• _TASK INSTRUCTIONS_: What is needed is an exact copy of the entries below, with the pictures left out.
Top of DATA LISTING
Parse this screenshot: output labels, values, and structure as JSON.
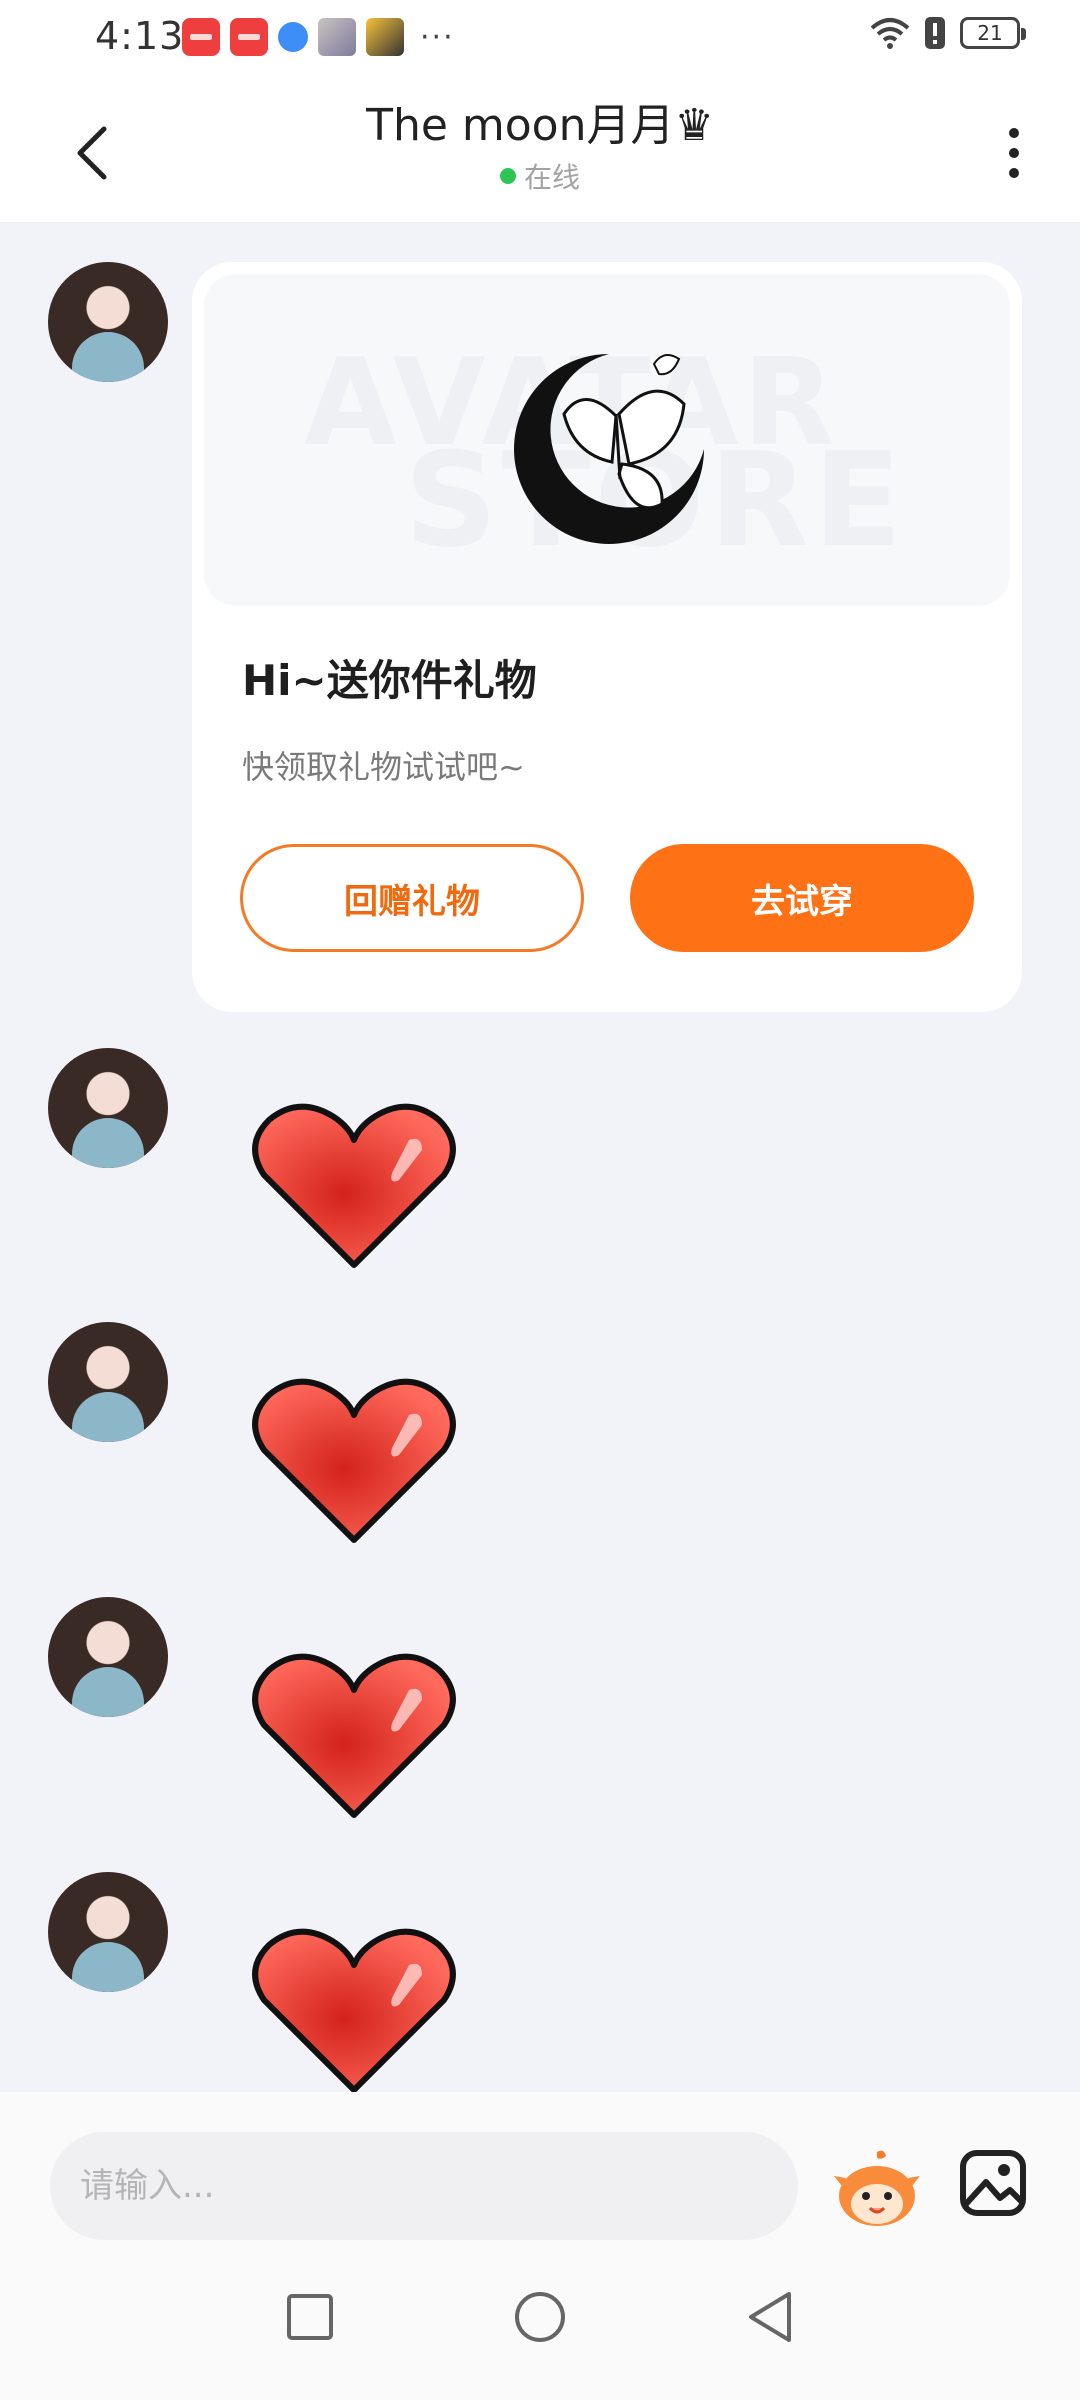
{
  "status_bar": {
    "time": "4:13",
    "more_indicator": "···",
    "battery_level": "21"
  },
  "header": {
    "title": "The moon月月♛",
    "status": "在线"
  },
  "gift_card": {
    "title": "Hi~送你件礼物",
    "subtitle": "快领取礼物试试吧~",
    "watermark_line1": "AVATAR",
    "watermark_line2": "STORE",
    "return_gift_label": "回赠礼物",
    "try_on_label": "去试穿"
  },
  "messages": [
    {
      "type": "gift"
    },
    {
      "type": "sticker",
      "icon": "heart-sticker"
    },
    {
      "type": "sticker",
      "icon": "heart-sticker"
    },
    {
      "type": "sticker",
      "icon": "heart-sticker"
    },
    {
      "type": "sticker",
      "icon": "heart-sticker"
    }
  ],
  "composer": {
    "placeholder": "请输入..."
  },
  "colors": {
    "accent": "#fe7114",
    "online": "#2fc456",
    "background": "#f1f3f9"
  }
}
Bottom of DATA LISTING
• _EXERCISE SOLUTION_:
Parse this screenshot: output labels, values, and structure as JSON.
{
  "status_bar": {
    "time": "4:13",
    "more_indicator": "···",
    "battery_level": "21"
  },
  "header": {
    "title": "The moon月月♛",
    "status": "在线"
  },
  "gift_card": {
    "title": "Hi~送你件礼物",
    "subtitle": "快领取礼物试试吧~",
    "watermark_line1": "AVATAR",
    "watermark_line2": "STORE",
    "return_gift_label": "回赠礼物",
    "try_on_label": "去试穿"
  },
  "messages": [
    {
      "type": "gift"
    },
    {
      "type": "sticker",
      "icon": "heart-sticker"
    },
    {
      "type": "sticker",
      "icon": "heart-sticker"
    },
    {
      "type": "sticker",
      "icon": "heart-sticker"
    },
    {
      "type": "sticker",
      "icon": "heart-sticker"
    }
  ],
  "composer": {
    "placeholder": "请输入..."
  },
  "colors": {
    "accent": "#fe7114",
    "online": "#2fc456",
    "background": "#f1f3f9"
  }
}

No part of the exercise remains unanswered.